═════ Material to process ═════
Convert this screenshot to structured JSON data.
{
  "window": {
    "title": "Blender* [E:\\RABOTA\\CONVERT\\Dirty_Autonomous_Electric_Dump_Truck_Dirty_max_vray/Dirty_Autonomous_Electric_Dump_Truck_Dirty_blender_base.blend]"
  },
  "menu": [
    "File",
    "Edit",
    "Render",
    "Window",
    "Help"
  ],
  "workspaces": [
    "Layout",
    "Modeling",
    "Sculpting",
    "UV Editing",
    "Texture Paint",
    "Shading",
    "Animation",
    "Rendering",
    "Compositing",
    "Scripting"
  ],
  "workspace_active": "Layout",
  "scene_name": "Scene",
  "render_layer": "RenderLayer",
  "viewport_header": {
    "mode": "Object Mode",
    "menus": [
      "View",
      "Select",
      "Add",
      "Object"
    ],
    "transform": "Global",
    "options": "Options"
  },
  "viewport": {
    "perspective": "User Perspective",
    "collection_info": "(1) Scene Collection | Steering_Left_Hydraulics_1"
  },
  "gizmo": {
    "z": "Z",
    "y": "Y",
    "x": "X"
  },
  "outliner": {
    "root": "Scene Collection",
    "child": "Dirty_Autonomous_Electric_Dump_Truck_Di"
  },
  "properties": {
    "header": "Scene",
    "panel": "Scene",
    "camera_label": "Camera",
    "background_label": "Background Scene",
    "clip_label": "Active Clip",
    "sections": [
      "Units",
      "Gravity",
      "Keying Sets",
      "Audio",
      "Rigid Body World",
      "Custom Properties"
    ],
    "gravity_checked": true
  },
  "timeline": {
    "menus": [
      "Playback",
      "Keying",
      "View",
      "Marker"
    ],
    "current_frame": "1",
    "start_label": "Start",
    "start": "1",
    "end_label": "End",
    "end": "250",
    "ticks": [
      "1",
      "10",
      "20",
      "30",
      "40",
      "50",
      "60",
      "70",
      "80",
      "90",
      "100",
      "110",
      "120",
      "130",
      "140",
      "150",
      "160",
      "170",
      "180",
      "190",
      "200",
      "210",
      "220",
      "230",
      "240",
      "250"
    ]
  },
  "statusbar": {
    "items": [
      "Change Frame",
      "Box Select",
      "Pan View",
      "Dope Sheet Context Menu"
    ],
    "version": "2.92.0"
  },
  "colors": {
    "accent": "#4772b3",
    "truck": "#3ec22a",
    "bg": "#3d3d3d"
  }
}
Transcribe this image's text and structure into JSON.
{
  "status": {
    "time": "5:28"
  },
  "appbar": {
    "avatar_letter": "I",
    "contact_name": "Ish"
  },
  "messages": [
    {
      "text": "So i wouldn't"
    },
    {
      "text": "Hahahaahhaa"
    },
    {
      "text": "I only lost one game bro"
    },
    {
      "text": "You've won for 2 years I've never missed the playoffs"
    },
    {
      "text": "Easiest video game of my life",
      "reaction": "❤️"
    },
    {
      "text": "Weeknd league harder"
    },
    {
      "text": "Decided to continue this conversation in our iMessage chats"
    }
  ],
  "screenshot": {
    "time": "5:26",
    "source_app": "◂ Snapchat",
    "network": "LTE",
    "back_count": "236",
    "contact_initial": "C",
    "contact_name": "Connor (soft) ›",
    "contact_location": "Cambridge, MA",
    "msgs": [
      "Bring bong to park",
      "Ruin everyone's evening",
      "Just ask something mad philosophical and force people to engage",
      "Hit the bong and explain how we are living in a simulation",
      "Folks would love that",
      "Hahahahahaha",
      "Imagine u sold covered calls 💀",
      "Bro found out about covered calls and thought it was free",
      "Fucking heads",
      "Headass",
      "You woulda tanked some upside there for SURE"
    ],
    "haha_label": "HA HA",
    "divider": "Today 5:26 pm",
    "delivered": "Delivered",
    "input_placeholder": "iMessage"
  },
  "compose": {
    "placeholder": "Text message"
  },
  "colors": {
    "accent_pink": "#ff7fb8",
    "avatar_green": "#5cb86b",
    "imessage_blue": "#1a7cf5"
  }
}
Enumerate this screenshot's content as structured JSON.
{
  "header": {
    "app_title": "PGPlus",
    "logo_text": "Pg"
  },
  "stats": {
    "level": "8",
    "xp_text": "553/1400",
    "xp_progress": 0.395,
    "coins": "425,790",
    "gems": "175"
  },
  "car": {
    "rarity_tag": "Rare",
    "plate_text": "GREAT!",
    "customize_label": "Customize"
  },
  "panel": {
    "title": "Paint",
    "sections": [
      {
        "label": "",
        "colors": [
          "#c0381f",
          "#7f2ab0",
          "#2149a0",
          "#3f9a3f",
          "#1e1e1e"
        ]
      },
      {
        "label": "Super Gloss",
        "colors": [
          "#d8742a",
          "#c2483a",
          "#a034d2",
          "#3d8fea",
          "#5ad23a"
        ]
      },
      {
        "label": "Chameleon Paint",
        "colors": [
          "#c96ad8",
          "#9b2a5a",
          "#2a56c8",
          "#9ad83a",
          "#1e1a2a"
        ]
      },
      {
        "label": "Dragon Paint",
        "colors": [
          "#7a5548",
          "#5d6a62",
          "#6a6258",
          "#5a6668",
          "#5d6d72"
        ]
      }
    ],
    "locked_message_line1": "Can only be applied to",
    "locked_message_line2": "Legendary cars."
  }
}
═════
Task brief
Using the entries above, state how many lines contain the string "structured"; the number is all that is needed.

Your response
2